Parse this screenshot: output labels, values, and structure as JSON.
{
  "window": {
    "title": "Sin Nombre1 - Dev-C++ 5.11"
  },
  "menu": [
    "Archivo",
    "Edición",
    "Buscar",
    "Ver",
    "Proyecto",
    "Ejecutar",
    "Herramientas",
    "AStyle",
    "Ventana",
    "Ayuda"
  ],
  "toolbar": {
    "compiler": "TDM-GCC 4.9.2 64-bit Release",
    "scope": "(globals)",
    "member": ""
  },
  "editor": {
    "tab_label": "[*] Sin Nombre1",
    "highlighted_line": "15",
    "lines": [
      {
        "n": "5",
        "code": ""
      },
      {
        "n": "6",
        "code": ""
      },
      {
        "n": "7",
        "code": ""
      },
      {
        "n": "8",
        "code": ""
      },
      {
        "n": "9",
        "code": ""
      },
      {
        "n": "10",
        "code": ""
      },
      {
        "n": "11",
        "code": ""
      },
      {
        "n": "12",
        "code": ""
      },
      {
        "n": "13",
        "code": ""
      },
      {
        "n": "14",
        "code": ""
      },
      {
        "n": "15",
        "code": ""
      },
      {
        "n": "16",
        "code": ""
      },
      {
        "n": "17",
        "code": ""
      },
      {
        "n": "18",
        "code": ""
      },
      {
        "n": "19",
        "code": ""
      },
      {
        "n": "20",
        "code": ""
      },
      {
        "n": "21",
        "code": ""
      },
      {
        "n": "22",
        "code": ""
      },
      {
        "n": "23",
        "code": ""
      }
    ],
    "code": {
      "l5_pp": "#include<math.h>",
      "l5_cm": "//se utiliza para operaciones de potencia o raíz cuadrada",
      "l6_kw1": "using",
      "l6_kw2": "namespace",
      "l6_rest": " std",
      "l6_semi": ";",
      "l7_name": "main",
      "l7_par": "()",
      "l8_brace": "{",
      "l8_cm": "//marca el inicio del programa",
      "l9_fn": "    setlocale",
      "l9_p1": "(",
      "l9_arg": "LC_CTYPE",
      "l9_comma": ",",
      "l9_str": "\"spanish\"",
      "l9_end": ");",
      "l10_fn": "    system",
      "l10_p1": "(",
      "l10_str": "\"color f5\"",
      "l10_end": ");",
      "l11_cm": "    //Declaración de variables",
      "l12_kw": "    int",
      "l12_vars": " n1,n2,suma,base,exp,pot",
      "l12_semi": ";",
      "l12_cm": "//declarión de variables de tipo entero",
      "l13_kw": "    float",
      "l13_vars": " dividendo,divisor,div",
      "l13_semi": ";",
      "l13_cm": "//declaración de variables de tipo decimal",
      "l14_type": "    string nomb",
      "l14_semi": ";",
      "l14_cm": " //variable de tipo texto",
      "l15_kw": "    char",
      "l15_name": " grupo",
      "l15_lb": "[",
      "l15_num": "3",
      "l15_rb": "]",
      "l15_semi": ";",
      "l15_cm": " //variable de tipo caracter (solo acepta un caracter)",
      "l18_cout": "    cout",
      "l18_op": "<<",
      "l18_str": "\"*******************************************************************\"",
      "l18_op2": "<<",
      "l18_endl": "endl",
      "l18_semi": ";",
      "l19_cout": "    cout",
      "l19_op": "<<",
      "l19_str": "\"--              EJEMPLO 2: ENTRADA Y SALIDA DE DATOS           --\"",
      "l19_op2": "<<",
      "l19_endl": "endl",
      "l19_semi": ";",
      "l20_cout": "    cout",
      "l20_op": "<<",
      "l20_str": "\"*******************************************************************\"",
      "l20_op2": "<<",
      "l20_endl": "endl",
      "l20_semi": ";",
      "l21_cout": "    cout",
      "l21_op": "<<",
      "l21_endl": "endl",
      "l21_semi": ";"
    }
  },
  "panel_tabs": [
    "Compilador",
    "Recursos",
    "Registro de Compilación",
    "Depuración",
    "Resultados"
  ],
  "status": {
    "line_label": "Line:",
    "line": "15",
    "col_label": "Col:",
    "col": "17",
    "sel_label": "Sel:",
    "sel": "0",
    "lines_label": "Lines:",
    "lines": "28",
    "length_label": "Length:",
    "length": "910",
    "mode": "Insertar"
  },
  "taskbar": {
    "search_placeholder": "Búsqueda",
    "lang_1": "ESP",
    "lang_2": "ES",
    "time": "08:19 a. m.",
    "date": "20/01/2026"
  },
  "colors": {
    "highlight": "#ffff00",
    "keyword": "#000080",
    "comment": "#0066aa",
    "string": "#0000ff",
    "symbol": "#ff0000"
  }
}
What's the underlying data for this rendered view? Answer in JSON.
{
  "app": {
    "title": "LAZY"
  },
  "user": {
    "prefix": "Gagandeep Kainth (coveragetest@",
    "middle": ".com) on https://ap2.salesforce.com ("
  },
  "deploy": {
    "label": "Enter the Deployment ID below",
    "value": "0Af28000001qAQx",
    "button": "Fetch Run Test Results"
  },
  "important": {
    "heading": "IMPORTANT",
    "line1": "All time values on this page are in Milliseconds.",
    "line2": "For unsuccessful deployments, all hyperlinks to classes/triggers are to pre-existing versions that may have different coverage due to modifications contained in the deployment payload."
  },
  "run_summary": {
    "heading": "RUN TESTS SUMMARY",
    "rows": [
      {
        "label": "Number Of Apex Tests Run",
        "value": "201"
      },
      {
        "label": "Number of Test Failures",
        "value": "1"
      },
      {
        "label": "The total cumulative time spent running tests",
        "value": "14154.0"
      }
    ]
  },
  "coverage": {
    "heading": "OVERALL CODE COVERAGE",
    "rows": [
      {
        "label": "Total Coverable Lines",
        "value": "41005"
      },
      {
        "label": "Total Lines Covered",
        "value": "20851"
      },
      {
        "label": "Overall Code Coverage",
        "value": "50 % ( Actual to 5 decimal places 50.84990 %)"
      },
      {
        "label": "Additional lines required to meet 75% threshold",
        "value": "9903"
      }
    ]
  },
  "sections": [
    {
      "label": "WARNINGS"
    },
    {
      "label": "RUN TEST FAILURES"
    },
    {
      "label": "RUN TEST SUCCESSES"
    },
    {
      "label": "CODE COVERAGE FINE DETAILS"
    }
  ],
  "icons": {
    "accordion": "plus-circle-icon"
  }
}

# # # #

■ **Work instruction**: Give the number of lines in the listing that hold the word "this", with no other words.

■ **Expected answer**: 3